I only need help to answer questios Q6-Q8 in r studio
Some context:
Imagine a male insect that carries a gene sitting on the Y that is distorting the “fair” meiosis (a fair meiosis of an XY male should produce 50% Y sperm and 50% X sperm). These so called “gene drive systems” are real (some males carrying these gene drive are found in natural populations) or can be engineered by using molecular genetics constructs.
There are various projects around the world that aim to use gene drive as a very radical form of biological control: if you can engineer an extreme drive you generate in the long run a population consisting of males that cannot reproduce.

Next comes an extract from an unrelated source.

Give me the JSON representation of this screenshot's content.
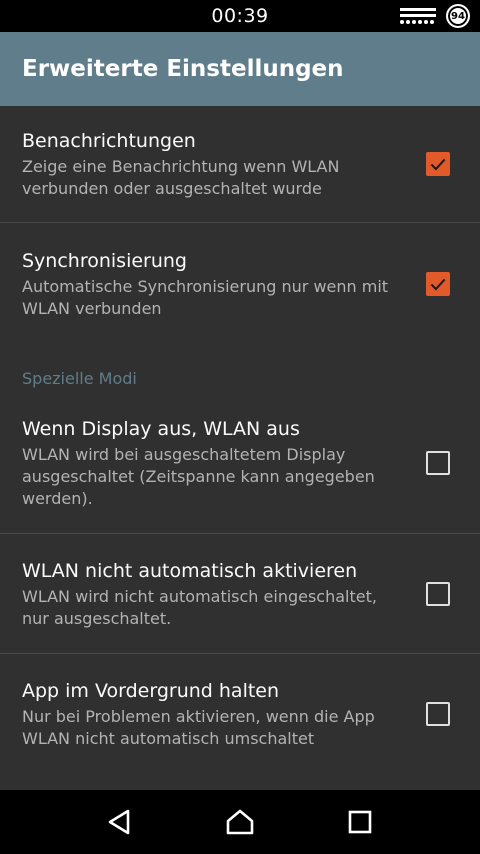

See for instance the proposal to “eradicate” a mosquito species that is the vector for malaria:
The way we detect males carrying such a “drive” gene is by looking at the sex ratio (number of males versus female offspring) in the progeny of females mated with a male suspected to contain such a drive in his genome.

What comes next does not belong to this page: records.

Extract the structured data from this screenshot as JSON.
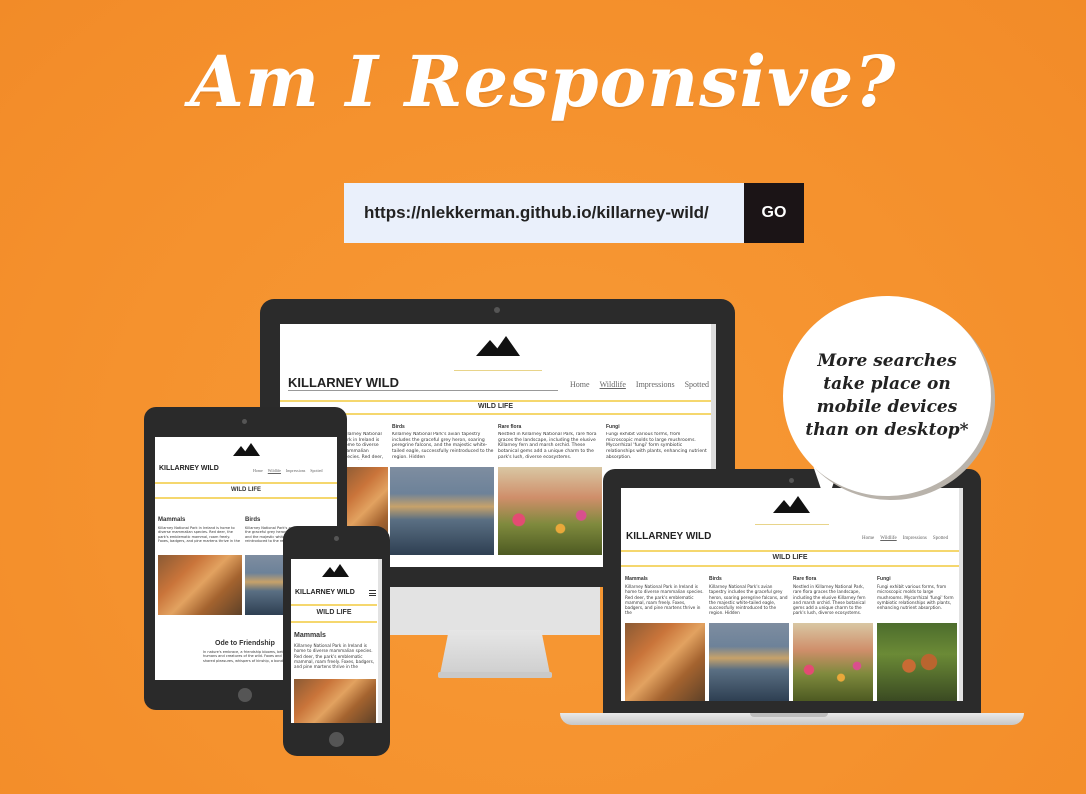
{
  "header": {
    "title": "Am I Responsive?"
  },
  "search": {
    "url_value": "https://nlekkerman.github.io/killarney-wild/",
    "go_label": "GO"
  },
  "bubble": {
    "text": "More searches take place on mobile devices than on desktop*"
  },
  "site": {
    "title": "KILLARNEY WILD",
    "nav": [
      "Home",
      "Wildlife",
      "Impressions",
      "Spotted"
    ],
    "section": "WILD LIFE",
    "columns": [
      {
        "head": "Mammals",
        "text": "Killarney National Park in Ireland is home to diverse mammalian species. Red deer, the park's emblematic mammal, roam freely. Foxes, badgers, and pine martens thrive in the"
      },
      {
        "head": "Birds",
        "text": "Killarney National Park's avian tapestry includes the graceful grey heron, soaring peregrine falcons, and the majestic white-tailed eagle, successfully reintroduced to the region. Hidden"
      },
      {
        "head": "Rare flora",
        "text": "Nestled in Killarney National Park, rare flora graces the landscape, including the elusive Killarney fern and marsh orchid. These botanical gems add a unique charm to the park's lush, diverse ecosystems."
      },
      {
        "head": "Fungi",
        "text": "Fungi exhibit various forms, from microscopic molds to large mushrooms. Mycorrhizal 'fungi' form symbiotic relationships with plants, enhancing nutrient absorption."
      }
    ],
    "ode_title": "Ode to Friendship",
    "ode_text": "In nature's embrace, a friendship blooms, between humans and creatures of the wild. Foxes and herons, shared pleasures, whispers of kinship, a bond unbound."
  },
  "colors": {
    "background": "#f5922e",
    "url_bg": "#eaf0fb",
    "go_bg": "#1b1416",
    "accent_line": "#f5d76e"
  }
}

Under “the gene-drive scenario”“, a distorter gene sits on the Y and”cheats- during the male meiosis: a given sperm cell has 3/4 chances of carrying a Y and only 1/4 chances of carrying a X. So we expect 1/4 only of females (and 3/4 of males) in the progeny of females mated with males that carry the drive gene on their Y chromosome.
here is our data: In one progeny of an Aedes mosquito (spread dengue and yellow fever), we observed 14 males out of 20 offspring :
We have the “boring” null (H0H0) hypothesis (nothing extraordinary happens): “Mendelian inheritance” where we expect on average equal amounts of males and females.
And then we have the more exciting alternative hypothesis (HAHA): A gene-drive scenario described above where we expect 3/4 of males and 1/4 of females.
The first first step is to specify what is the null hypothesis distribution for our observation.
Q6: What is the probability distribution of the number of males in a progeny of 20 offsprings?
• Explain why you can use a binomial distribution to model the number of males in a progeny.
• Specify what binomial distribution you can use for the data under H0H0.
• Specify what binomial distribution you use can for data under HAHA?
Q7: Calculate the p-value given the data and H0H0 specified above
• Note here, for once, we are going to do a one-tailed test… Yes… The motivation is that if you reject the null, it is because there is gene drive that biologically is expected to result in an excess of males.
• Do you reject H0H0 at a=0.05a=0.05?
Q8: What is the minimum number of males you need to observe among 20 offspring before you reject H0H0 at a=0.005a=0.005?
Hint: try, different values to see how many males are needed (14, 15 etc) before the tail has a probability that is smaller than a=0.005a=0.005.